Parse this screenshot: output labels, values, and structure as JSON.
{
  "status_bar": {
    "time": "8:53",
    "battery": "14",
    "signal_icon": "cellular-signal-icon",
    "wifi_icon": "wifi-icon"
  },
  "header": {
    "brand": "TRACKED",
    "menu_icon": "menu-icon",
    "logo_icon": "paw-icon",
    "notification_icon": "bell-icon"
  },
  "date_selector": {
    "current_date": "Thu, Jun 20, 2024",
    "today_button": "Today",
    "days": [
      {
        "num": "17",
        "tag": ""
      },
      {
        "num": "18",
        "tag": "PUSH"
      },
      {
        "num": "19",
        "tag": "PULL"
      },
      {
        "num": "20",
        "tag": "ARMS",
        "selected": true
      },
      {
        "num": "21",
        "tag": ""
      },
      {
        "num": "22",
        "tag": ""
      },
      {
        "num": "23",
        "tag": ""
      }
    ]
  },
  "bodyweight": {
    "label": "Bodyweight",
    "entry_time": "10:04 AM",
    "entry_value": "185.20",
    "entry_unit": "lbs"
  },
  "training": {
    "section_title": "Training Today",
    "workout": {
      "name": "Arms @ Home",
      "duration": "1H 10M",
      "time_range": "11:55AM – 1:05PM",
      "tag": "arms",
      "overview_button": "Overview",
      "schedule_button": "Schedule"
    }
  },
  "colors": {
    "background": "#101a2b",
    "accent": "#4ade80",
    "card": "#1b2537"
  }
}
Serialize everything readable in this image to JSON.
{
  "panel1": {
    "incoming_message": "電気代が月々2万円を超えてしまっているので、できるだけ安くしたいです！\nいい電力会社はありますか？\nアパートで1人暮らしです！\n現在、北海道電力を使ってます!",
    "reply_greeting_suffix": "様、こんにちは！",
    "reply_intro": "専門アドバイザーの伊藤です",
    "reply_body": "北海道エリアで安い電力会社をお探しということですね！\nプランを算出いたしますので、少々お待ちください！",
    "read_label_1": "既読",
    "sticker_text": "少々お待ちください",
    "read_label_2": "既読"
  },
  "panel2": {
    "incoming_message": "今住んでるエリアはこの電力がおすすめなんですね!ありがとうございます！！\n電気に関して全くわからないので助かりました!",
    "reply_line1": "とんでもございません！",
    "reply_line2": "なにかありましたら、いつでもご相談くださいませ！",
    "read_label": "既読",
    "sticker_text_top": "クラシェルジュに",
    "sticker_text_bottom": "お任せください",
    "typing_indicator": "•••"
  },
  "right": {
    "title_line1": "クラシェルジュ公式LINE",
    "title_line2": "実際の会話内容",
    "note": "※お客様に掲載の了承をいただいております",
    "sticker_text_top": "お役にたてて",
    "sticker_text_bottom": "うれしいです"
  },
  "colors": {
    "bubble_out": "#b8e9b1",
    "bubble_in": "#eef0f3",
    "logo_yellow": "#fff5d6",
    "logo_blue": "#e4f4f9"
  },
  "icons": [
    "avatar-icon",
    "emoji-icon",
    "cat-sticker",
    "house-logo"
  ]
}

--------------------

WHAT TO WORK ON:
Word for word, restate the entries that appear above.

COMPLETED TASK:
Parse this screenshot: output labels, values, and structure as JSON.
{
  "status_bar": {
    "time": "8:53",
    "battery": "14",
    "signal_icon": "cellular-signal-icon",
    "wifi_icon": "wifi-icon"
  },
  "header": {
    "brand": "TRACKED",
    "menu_icon": "menu-icon",
    "logo_icon": "paw-icon",
    "notification_icon": "bell-icon"
  },
  "date_selector": {
    "current_date": "Thu, Jun 20, 2024",
    "today_button": "Today",
    "days": [
      {
        "num": "17",
        "tag": ""
      },
      {
        "num": "18",
        "tag": "PUSH"
      },
      {
        "num": "19",
        "tag": "PULL"
      },
      {
        "num": "20",
        "tag": "ARMS",
        "selected": true
      },
      {
        "num": "21",
        "tag": ""
      },
      {
        "num": "22",
        "tag": ""
      },
      {
        "num": "23",
        "tag": ""
      }
    ]
  },
  "bodyweight": {
    "label": "Bodyweight",
    "entry_time": "10:04 AM",
    "entry_value": "185.20",
    "entry_unit": "lbs"
  },
  "training": {
    "section_title": "Training Today",
    "workout": {
      "name": "Arms @ Home",
      "duration": "1H 10M",
      "time_range": "11:55AM – 1:05PM",
      "tag": "arms",
      "overview_button": "Overview",
      "schedule_button": "Schedule"
    }
  },
  "colors": {
    "background": "#101a2b",
    "accent": "#4ade80",
    "card": "#1b2537"
  }
}
Serialize everything readable in this image to JSON.
{
  "panel1": {
    "incoming_message": "電気代が月々2万円を超えてしまっているので、できるだけ安くしたいです！\nいい電力会社はありますか？\nアパートで1人暮らしです！\n現在、北海道電力を使ってます!",
    "reply_greeting_suffix": "様、こんにちは！",
    "reply_intro": "専門アドバイザーの伊藤です",
    "reply_body": "北海道エリアで安い電力会社をお探しということですね！\nプランを算出いたしますので、少々お待ちください！",
    "read_label_1": "既読",
    "sticker_text": "少々お待ちください",
    "read_label_2": "既読"
  },
  "panel2": {
    "incoming_message": "今住んでるエリアはこの電力がおすすめなんですね!ありがとうございます！！\n電気に関して全くわからないので助かりました!",
    "reply_line1": "とんでもございません！",
    "reply_line2": "なにかありましたら、いつでもご相談くださいませ！",
    "read_label": "既読",
    "sticker_text_top": "クラシェルジュに",
    "sticker_text_bottom": "お任せください",
    "typing_indicator": "•••"
  },
  "right": {
    "title_line1": "クラシェルジュ公式LINE",
    "title_line2": "実際の会話内容",
    "note": "※お客様に掲載の了承をいただいております",
    "sticker_text_top": "お役にたてて",
    "sticker_text_bottom": "うれしいです"
  },
  "colors": {
    "bubble_out": "#b8e9b1",
    "bubble_in": "#eef0f3",
    "logo_yellow": "#fff5d6",
    "logo_blue": "#e4f4f9"
  },
  "icons": [
    "avatar-icon",
    "emoji-icon",
    "cat-sticker",
    "house-logo"
  ]
}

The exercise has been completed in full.